+++ Task data

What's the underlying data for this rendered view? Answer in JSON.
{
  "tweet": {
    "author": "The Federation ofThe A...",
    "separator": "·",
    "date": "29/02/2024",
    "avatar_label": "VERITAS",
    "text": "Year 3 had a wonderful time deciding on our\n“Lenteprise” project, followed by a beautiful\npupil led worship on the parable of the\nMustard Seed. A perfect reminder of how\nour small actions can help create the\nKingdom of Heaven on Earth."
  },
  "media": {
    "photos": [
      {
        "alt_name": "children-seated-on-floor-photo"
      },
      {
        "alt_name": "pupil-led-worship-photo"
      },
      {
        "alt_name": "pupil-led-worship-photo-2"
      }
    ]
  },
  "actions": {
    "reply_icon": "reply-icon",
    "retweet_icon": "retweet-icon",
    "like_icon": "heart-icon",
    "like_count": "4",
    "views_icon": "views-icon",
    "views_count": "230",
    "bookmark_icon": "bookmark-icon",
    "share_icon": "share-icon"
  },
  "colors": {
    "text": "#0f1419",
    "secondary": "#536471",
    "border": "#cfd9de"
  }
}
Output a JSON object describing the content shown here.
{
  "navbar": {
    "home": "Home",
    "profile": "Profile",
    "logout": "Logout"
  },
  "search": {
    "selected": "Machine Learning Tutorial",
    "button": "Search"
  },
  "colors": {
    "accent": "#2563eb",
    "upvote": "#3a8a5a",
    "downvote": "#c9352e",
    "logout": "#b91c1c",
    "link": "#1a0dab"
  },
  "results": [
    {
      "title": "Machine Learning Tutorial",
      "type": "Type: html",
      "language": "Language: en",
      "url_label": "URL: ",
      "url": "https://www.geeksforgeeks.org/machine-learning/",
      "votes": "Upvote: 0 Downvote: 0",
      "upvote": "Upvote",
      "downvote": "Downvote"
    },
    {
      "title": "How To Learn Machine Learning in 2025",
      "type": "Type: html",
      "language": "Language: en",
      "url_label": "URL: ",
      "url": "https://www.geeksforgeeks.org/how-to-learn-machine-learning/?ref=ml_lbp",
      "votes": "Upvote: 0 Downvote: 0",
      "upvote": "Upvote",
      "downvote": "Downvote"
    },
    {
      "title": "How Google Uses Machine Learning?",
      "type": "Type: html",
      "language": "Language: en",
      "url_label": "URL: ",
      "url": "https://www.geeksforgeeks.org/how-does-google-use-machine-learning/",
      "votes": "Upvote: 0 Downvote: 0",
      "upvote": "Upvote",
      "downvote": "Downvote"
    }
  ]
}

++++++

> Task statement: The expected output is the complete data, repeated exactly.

> Written reply:
What's the underlying data for this rendered view? Answer in JSON.
{
  "tweet": {
    "author": "The Federation ofThe A...",
    "separator": "·",
    "date": "29/02/2024",
    "avatar_label": "VERITAS",
    "text": "Year 3 had a wonderful time deciding on our\n“Lenteprise” project, followed by a beautiful\npupil led worship on the parable of the\nMustard Seed. A perfect reminder of how\nour small actions can help create the\nKingdom of Heaven on Earth."
  },
  "media": {
    "photos": [
      {
        "alt_name": "children-seated-on-floor-photo"
      },
      {
        "alt_name": "pupil-led-worship-photo"
      },
      {
        "alt_name": "pupil-led-worship-photo-2"
      }
    ]
  },
  "actions": {
    "reply_icon": "reply-icon",
    "retweet_icon": "retweet-icon",
    "like_icon": "heart-icon",
    "like_count": "4",
    "views_icon": "views-icon",
    "views_count": "230",
    "bookmark_icon": "bookmark-icon",
    "share_icon": "share-icon"
  },
  "colors": {
    "text": "#0f1419",
    "secondary": "#536471",
    "border": "#cfd9de"
  }
}
Output a JSON object describing the content shown here.
{
  "navbar": {
    "home": "Home",
    "profile": "Profile",
    "logout": "Logout"
  },
  "search": {
    "selected": "Machine Learning Tutorial",
    "button": "Search"
  },
  "colors": {
    "accent": "#2563eb",
    "upvote": "#3a8a5a",
    "downvote": "#c9352e",
    "logout": "#b91c1c",
    "link": "#1a0dab"
  },
  "results": [
    {
      "title": "Machine Learning Tutorial",
      "type": "Type: html",
      "language": "Language: en",
      "url_label": "URL: ",
      "url": "https://www.geeksforgeeks.org/machine-learning/",
      "votes": "Upvote: 0 Downvote: 0",
      "upvote": "Upvote",
      "downvote": "Downvote"
    },
    {
      "title": "How To Learn Machine Learning in 2025",
      "type": "Type: html",
      "language": "Language: en",
      "url_label": "URL: ",
      "url": "https://www.geeksforgeeks.org/how-to-learn-machine-learning/?ref=ml_lbp",
      "votes": "Upvote: 0 Downvote: 0",
      "upvote": "Upvote",
      "downvote": "Downvote"
    },
    {
      "title": "How Google Uses Machine Learning?",
      "type": "Type: html",
      "language": "Language: en",
      "url_label": "URL: ",
      "url": "https://www.geeksforgeeks.org/how-does-google-use-machine-learning/",
      "votes": "Upvote: 0 Downvote: 0",
      "upvote": "Upvote",
      "downvote": "Downvote"
    }
  ]
}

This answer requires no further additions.